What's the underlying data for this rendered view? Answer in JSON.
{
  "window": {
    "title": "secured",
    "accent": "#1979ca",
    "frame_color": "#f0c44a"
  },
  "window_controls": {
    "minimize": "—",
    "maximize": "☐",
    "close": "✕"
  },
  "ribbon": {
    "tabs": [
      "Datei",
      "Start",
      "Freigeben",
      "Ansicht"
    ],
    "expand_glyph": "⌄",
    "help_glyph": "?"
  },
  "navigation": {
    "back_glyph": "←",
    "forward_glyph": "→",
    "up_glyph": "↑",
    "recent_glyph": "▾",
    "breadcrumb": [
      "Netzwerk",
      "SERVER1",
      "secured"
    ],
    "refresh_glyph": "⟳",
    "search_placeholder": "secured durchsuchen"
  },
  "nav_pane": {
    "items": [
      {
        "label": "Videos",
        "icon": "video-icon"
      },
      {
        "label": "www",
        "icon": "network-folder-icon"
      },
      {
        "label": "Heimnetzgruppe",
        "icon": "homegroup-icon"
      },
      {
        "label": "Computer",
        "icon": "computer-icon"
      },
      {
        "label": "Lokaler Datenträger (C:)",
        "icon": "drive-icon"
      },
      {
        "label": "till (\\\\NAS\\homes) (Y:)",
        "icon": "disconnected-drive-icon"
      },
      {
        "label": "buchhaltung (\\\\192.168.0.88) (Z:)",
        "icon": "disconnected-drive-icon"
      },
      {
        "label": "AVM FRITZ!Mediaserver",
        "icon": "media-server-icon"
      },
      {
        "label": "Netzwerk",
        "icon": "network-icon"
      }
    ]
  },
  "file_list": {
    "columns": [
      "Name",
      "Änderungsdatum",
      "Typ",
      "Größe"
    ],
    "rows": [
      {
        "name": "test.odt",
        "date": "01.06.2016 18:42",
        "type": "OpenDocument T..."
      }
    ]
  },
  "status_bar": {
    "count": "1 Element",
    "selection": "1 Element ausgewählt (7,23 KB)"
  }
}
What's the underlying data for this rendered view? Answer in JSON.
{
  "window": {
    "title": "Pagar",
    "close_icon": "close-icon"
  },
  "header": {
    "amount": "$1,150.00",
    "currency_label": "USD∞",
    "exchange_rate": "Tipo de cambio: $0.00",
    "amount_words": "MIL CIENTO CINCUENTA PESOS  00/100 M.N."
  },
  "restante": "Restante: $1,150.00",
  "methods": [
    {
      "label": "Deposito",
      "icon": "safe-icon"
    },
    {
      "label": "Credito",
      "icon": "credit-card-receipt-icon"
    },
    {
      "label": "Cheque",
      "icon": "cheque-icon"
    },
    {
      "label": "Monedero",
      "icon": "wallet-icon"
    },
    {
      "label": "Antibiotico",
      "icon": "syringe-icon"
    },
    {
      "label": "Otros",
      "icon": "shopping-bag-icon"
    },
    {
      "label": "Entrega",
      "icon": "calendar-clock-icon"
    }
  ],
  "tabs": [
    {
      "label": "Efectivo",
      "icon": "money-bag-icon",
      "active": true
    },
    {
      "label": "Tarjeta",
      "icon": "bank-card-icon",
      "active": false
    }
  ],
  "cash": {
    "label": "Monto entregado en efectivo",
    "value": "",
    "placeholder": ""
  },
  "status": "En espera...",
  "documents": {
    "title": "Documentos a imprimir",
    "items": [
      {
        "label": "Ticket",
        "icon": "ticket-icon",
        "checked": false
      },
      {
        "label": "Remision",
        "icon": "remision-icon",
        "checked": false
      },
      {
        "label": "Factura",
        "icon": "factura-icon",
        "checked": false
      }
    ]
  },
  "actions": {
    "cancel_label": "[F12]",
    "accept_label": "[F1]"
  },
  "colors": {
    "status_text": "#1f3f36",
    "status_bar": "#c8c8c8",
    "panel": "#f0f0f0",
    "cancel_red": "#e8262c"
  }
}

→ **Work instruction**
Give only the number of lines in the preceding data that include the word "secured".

→ **Finished exercise**
3